Progressive and State Farm, two of America’s largest auto insurers, are refusing to cover some older Hyundai and Kia models in certain cities that the companies say are too easy to steal.
Multiple reports state that companies in cities like Denver, Colorado and St. Louis, Missouri have stopped offering insurance for these vehicles. The insurance companies did not tell CNN which cities or states were involved.
The Highway Loss Data Institute released data on insurance claims last September that confirmed what various social media accounts were doing say: Some 2015-2019 Hyundai and Kia models are about twice as likely to be stolen than other vehicles of a similar age, there Many of them lack some of the basic anti-theft car technology found in most other vehicles of those years. according to HLDI.

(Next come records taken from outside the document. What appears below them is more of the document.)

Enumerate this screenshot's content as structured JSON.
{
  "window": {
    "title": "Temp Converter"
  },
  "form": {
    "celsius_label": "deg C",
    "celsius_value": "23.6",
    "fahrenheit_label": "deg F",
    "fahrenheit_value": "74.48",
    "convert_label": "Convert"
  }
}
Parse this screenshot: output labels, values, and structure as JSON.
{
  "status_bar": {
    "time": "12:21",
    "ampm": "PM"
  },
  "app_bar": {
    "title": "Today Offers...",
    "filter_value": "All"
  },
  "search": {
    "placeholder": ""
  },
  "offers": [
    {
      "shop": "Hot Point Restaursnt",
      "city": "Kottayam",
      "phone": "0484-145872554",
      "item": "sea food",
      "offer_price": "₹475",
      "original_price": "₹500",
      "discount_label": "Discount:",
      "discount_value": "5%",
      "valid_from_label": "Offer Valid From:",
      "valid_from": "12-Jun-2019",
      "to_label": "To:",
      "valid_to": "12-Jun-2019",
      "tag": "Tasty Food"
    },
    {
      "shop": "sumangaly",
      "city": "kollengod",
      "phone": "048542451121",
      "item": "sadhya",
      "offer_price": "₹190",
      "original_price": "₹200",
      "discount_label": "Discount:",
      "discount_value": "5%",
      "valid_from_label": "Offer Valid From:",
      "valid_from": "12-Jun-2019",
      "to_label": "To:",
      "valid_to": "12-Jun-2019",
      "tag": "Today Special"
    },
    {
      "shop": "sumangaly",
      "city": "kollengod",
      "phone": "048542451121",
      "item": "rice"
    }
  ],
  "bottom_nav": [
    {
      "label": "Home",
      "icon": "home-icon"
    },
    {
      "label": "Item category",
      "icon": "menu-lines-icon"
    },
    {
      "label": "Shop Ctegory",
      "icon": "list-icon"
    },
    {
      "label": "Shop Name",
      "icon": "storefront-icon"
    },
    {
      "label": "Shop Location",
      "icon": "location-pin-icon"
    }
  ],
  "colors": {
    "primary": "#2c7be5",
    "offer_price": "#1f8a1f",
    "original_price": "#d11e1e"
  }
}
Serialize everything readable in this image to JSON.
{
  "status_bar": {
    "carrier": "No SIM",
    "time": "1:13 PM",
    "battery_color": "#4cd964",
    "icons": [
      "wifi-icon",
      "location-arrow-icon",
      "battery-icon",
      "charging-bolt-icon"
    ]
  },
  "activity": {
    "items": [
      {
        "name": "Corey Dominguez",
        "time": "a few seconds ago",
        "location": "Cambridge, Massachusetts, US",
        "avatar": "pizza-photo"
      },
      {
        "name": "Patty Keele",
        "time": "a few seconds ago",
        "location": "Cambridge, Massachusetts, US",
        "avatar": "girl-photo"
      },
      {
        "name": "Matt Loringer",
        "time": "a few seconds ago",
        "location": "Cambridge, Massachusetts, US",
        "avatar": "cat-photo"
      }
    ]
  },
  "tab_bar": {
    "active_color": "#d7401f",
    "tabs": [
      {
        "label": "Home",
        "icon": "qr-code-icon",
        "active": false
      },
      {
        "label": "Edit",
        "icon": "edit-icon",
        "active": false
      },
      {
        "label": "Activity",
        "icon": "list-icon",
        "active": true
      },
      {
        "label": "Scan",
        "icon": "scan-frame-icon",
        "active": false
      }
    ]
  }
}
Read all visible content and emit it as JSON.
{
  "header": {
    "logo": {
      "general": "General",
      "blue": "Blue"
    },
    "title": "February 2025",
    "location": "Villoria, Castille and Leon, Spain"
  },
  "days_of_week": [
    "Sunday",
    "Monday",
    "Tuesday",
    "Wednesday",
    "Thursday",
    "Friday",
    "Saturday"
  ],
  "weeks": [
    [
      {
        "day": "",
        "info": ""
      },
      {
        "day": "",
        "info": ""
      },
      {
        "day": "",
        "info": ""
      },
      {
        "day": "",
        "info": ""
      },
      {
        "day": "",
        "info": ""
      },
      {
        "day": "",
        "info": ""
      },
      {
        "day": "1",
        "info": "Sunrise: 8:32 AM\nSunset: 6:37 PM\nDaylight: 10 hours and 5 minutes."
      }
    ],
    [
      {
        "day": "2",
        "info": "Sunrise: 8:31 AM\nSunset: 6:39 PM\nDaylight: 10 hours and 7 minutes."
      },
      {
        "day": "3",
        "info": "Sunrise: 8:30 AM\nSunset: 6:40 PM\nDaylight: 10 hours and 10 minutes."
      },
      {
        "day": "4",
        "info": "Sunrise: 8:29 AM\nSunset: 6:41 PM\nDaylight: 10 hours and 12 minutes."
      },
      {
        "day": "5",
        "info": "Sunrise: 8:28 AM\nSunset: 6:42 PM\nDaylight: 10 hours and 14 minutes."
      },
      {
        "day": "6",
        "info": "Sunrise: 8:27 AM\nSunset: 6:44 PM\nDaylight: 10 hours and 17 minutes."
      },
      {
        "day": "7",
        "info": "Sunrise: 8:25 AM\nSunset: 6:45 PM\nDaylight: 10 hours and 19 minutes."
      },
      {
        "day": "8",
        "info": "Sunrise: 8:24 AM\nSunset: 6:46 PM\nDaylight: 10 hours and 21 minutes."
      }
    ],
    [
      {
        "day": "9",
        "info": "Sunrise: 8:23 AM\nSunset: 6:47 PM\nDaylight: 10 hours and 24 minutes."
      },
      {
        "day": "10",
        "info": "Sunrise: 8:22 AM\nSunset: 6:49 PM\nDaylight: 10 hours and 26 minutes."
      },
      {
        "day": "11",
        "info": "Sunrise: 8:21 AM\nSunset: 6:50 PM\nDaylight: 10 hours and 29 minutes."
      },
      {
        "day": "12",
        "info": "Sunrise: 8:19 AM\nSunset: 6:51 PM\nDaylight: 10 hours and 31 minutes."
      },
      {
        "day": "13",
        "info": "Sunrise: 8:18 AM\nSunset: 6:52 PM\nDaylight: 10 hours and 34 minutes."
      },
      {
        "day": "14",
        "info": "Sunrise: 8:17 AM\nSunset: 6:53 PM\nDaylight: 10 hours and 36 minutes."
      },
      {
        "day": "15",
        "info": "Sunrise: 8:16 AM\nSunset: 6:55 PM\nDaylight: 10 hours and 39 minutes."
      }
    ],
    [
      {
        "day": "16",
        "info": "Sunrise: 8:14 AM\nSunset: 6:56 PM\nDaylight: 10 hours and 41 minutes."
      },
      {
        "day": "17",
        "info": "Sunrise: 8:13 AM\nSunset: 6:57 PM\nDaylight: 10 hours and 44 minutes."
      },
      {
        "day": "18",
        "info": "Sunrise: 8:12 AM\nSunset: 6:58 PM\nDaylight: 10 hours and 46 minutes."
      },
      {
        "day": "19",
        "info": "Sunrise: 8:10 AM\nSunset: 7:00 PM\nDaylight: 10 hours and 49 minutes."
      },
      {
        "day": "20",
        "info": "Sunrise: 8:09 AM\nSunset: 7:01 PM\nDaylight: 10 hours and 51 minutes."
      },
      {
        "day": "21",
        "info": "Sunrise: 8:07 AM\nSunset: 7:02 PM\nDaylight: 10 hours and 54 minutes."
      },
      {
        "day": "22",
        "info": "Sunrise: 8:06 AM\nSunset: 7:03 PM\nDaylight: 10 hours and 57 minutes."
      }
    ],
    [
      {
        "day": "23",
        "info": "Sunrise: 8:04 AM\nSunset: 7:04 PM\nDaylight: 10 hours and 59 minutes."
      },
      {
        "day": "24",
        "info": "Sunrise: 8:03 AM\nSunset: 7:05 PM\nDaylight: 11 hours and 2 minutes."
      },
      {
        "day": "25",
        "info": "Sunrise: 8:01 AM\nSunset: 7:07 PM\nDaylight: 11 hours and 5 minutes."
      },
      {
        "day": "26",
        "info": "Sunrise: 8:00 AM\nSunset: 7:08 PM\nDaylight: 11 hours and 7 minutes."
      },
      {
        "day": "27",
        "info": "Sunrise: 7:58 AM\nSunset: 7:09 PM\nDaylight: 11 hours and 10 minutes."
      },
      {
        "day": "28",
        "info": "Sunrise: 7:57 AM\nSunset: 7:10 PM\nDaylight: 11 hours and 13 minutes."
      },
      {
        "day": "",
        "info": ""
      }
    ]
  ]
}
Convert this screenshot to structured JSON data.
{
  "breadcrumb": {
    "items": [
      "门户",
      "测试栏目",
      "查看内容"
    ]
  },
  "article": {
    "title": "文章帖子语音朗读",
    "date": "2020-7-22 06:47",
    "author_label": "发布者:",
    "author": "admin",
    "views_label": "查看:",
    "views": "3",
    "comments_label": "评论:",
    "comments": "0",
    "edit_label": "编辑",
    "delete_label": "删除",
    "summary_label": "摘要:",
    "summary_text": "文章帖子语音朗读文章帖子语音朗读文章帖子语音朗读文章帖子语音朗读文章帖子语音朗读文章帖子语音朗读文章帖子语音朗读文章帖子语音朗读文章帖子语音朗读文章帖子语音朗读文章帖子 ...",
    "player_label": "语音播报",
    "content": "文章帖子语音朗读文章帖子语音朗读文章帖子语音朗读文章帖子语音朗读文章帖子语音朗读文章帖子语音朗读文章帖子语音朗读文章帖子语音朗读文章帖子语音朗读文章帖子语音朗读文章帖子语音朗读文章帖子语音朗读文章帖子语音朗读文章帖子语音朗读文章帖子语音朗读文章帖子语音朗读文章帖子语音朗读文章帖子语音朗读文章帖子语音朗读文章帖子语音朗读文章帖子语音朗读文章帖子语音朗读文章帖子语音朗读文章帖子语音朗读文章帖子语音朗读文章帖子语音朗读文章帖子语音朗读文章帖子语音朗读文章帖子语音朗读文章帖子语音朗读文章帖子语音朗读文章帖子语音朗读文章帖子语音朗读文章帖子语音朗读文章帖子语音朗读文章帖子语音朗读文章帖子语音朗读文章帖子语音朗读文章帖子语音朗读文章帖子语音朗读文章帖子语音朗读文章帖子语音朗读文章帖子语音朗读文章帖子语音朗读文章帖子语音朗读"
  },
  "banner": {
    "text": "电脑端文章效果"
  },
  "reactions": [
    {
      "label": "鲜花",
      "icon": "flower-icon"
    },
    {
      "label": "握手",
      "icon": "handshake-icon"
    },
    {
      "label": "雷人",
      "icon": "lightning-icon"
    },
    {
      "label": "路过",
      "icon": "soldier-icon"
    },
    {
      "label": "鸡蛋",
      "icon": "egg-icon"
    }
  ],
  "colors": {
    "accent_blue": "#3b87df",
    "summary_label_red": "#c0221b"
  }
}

These SUVs and cars in particular don’t have electronic immobilizers that rely on a computer chip in the car and another in the key communicating to confirm that the key really does belong to that vehicle. Without the right key, an immobilizer should do just that – stop the car from moving.
Immobilizers were standard equipment on 96% of vehicles sold for the 2015-2019 model years, according to HLDI, but only 26% of Hyundais and Kias had them at this time. Vehicles with push button start systems have immobilizers rather than relying on metal keys that must be inserted and turned, but not all models with key ignitions.
Stealing these vehicles has been according to HLDI, a social media trend in 2021 when car thieves started posting videos of their thefts and jaunts and even videos explaining how to steal the cars. In Wisconsin, where the crime first became widespread, theft claims from Hyundais and Kias rose to more than 30 times the 2019 dollar level.
“State Farm has temporarily stopped writing new business for certain model years and trim levels of Hyundai and Kia vehicles in some states due to a dramatic increase in theft claims for those vehicles,” the insurer said in a statement provided to CNN . “This is a serious issue affecting our customers and the entire auto insurance industry.”
Progressive is also restricting insurance on these cars in some markets, spokesman Jeff Sibel said in an emailed statement.
“Over the past year, we have more than tripled theft rates for certain Hyundai and Kia vehicles, and in some markets these vehicles are almost 20 times more likely to be stolen than other vehicles,” he wrote. “Given that we price our policies based on the level of risk they pose, this explosion in theft in many cases makes insuring these vehicles extremely challenging for us. In response, we have increased our rates in some geographic areas and restricted our sale of new insurance policies for some of these models.”
Progressive continues to insure those who already have policies with the company, he said. Progressive also advises them on how to protect their vehicles from theft.
Michael Barry, a spokesman for the Insurance Information Institute, said it’s very unusual for auto insurers to simply stop writing new policies for a particular make or model of vehicle.
“They generally want to grow their market share depending on where they do business,” he said.
Hyundai and Kia operate as separate companies in the United States, but Hyundai Motor Group owns a large stake in Kia, and various Hyundai and Kia models share much of their engineering.
Engine immobilizers are now standard on all Kia and Hyundai vehicles, the companies said in separate statements. Both automakers also said they are developing security software for vehicles that weren’t originally equipped with an immobilizer. Kia said it has started notifying owners of the availability of this software, which is being made available free of charge. Hyundai said its free software update will be available next month.
Hyundai also said it is providing free steering wheel locks to some police departments across the country to give to residents who have Hyundai models that could be easily stolen. Hyundai dealers also sell and install safety kits for the vehicles, the company said.
Correction: A previous version of this story incorrectly stated the cost of Hyundai safety kits.